→ Task prompt:
Report, in full, each line of the material below in which the string "companies" occurs.

→ Records for processing:
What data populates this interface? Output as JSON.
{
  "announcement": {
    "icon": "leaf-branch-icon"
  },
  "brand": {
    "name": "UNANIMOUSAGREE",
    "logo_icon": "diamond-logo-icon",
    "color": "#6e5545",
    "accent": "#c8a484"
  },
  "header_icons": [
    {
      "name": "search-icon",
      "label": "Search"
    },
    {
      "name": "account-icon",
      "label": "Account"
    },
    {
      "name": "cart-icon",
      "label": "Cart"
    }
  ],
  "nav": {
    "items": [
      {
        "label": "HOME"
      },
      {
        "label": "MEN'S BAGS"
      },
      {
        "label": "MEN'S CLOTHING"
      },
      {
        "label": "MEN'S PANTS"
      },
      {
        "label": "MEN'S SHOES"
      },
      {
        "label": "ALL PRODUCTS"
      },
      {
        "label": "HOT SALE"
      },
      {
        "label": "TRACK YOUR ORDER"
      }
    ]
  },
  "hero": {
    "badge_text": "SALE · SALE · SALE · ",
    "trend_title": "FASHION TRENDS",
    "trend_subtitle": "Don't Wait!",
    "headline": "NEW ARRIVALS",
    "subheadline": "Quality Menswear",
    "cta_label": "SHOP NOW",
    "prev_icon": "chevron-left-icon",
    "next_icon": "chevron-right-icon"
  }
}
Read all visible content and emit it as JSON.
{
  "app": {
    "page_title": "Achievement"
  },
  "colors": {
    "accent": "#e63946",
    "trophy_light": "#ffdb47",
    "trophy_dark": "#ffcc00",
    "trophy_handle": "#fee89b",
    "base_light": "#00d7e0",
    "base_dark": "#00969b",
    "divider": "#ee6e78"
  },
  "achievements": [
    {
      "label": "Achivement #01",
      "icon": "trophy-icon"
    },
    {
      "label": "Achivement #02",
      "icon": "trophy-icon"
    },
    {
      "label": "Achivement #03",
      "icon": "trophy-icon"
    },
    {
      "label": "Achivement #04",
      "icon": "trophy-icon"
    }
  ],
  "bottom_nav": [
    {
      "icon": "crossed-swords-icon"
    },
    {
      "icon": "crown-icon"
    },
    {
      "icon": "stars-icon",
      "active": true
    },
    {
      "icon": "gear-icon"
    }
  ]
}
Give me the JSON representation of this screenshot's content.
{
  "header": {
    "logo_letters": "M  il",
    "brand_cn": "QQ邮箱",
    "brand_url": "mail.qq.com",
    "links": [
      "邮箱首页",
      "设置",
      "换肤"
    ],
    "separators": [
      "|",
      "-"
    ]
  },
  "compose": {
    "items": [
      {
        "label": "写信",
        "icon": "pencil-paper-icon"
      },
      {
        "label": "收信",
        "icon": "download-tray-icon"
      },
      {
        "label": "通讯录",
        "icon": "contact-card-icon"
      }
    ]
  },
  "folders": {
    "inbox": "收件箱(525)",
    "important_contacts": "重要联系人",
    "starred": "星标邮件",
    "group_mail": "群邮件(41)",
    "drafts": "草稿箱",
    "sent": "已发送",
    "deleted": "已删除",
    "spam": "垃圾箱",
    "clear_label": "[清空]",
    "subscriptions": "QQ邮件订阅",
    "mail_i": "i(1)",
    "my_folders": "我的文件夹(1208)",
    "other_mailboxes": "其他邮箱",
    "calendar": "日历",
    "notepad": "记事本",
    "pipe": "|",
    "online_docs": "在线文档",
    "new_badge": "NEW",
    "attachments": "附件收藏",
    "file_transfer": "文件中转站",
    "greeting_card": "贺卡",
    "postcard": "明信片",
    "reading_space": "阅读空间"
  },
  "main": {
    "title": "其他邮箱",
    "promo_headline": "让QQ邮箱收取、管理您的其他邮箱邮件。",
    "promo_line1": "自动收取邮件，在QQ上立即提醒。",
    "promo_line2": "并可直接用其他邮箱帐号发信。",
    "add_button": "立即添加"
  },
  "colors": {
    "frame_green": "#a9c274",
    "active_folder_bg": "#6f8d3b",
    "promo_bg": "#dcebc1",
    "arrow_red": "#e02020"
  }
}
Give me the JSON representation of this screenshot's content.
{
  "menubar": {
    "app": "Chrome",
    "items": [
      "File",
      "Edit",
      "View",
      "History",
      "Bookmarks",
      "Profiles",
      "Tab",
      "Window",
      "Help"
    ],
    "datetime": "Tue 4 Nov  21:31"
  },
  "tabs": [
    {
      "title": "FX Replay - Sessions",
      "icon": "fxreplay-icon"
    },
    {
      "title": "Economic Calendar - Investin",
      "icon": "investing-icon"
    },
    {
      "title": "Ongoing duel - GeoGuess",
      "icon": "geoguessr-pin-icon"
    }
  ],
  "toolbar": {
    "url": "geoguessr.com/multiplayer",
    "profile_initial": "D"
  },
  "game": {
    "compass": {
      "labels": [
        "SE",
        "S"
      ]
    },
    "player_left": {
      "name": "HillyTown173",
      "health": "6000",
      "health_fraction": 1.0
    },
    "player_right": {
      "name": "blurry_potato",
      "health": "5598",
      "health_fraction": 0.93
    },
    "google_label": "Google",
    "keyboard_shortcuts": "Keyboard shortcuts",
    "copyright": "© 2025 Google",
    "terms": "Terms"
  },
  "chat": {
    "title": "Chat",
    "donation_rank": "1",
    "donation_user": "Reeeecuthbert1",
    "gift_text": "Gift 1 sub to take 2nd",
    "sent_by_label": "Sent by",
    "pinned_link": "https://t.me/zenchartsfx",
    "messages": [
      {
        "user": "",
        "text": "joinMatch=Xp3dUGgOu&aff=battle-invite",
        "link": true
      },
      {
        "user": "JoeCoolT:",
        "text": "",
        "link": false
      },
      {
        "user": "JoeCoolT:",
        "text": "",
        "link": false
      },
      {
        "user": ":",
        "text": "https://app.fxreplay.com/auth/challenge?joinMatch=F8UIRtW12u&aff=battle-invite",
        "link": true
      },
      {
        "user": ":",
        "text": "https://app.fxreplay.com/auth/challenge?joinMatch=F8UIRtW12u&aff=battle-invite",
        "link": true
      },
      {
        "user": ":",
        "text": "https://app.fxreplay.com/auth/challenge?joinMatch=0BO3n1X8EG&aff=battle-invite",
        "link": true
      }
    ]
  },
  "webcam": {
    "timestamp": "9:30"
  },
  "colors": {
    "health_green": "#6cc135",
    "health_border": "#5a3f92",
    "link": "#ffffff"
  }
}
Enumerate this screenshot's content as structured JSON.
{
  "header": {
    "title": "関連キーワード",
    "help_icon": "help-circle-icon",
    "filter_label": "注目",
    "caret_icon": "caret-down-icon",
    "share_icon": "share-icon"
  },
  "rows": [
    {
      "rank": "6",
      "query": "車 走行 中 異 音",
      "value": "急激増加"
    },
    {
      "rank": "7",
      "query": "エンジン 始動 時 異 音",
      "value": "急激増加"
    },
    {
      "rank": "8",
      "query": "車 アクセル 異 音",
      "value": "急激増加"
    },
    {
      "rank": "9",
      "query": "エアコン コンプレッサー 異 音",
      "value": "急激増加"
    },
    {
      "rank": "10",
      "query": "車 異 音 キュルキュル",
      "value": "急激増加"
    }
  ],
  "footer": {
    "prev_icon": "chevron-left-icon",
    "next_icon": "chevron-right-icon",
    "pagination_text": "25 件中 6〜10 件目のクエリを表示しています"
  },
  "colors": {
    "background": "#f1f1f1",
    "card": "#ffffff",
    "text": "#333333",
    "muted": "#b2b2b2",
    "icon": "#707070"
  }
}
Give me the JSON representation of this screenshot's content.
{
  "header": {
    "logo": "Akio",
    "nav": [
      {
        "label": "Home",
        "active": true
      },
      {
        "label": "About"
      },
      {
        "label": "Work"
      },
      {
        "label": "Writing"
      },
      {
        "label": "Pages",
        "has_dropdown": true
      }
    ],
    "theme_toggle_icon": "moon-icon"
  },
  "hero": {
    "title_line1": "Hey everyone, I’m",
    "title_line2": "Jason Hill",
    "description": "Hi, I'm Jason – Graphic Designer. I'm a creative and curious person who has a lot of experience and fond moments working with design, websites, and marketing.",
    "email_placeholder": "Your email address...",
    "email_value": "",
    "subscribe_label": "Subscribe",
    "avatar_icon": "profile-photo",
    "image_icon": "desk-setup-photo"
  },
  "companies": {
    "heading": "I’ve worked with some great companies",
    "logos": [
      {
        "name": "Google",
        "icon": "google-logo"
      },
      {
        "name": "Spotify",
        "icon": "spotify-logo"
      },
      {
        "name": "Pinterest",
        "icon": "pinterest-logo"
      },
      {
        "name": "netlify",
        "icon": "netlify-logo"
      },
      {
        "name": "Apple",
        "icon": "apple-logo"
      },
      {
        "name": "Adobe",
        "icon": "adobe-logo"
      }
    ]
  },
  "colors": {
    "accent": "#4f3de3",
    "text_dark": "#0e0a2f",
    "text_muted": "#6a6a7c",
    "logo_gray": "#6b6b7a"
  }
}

→ Your response:
  "companies": {
    "heading": "I’ve worked with some great companies",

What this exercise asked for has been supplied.